Gross Domestic Product (GDP), is the sum of all goods and services sold in a country during a given year. The most common formula for calculating this is: consumption + investment + government spending + (export-imports). GDP is commonly used as a shorthand to measure a country's economic performance-the assumption being that a higher GDP indicates a successful economy.
GDP can be determined in three different ways, production, income and expenditure approach, but the most direct approach is the production approach which sums the outputs of every class of enterprise to arrive at the total.
Below is a link to a rough line graph of the GDP rates over the past few years in Korea, Singapore and Hong Kong GDP Chart
BOD What exactly is BOD?

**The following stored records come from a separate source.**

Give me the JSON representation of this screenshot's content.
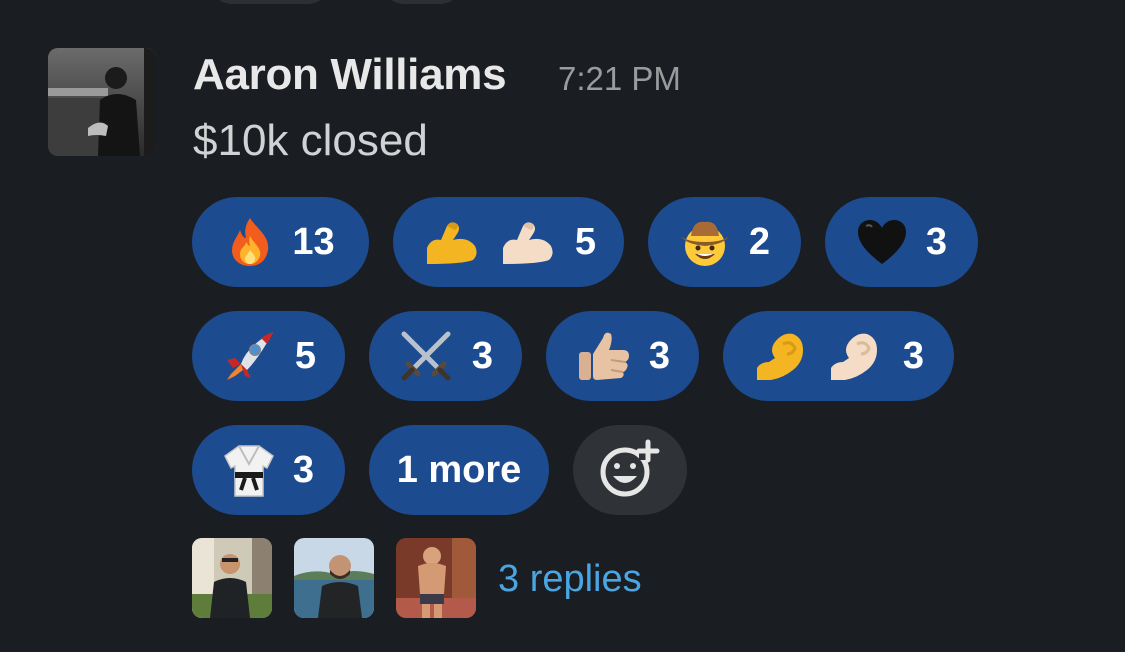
{
  "message": {
    "author": "Aaron Williams",
    "time": "7:21 PM",
    "text": "$10k closed"
  },
  "reactions": [
    {
      "icon": "fire-emoji",
      "count": "13"
    },
    {
      "icon": "flexed-biceps-emoji-pair",
      "count": "5"
    },
    {
      "icon": "cowboy-face-emoji",
      "count": "2"
    },
    {
      "icon": "black-heart-emoji",
      "count": "3"
    },
    {
      "icon": "rocket-emoji",
      "count": "5"
    },
    {
      "icon": "crossed-swords-emoji",
      "count": "3"
    },
    {
      "icon": "thumbs-up-emoji",
      "count": "3"
    },
    {
      "icon": "pinched-fingers-emoji-pair",
      "count": "3"
    },
    {
      "icon": "martial-arts-uniform-emoji",
      "count": "3"
    }
  ],
  "more_label": "1 more",
  "replies_label": "3 replies",
  "colors": {
    "background": "#1a1d21",
    "reaction_pill": "#1d4b8f",
    "link": "#4aa6e2"
  }
}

BOD stands for Biochemical oxygen demand and it is the amount of dissolved oxygen needed by aerobic biological organisms in a body of water to break down organic material present in a given water sample at certain temperature over a specific time period.
Why did we chose to use the data collected for water pollution by percentage of BOD emissions?
Biochemical oxygen demand is a measure of the quantity of oxygen used by microorganisms (eg. aerobic bacteria) in the oxidation of organic matter. Most of these bacteria that are found feed on dead algae and other dead organisms. These bacteria help in the decomposition of wastes in the water. If there are more wastes, there will be more bacteria and if there are more bacteria, more oxygen will be used. Therefore, we believe that the BOD emissions rate will be the best identification for how polluted the water is.
Water pollution is any chemical, physical or biological change in the quality of water that has a harmful effect on any living thing that drinks or uses or lives in it. When humans drink polluted water it often has serious effects on their health. Water pollution can also make water unsuited for the desired use.
In many places around the world, industry is the largest source of water pollution, and nearly all sources of water have some level of contamination from industrial waste and chemicals. The waste includes heavy metals, solvents and radioactive materials that eventually enter underground supplies of water. In the developing world, 70 percent of industrial waste is disposed of directly into water.
Goal We aim to prove if there is really a linkage between water pollution rates and GDP rates or if the GDP rates are only a small factor to what affects water pollution.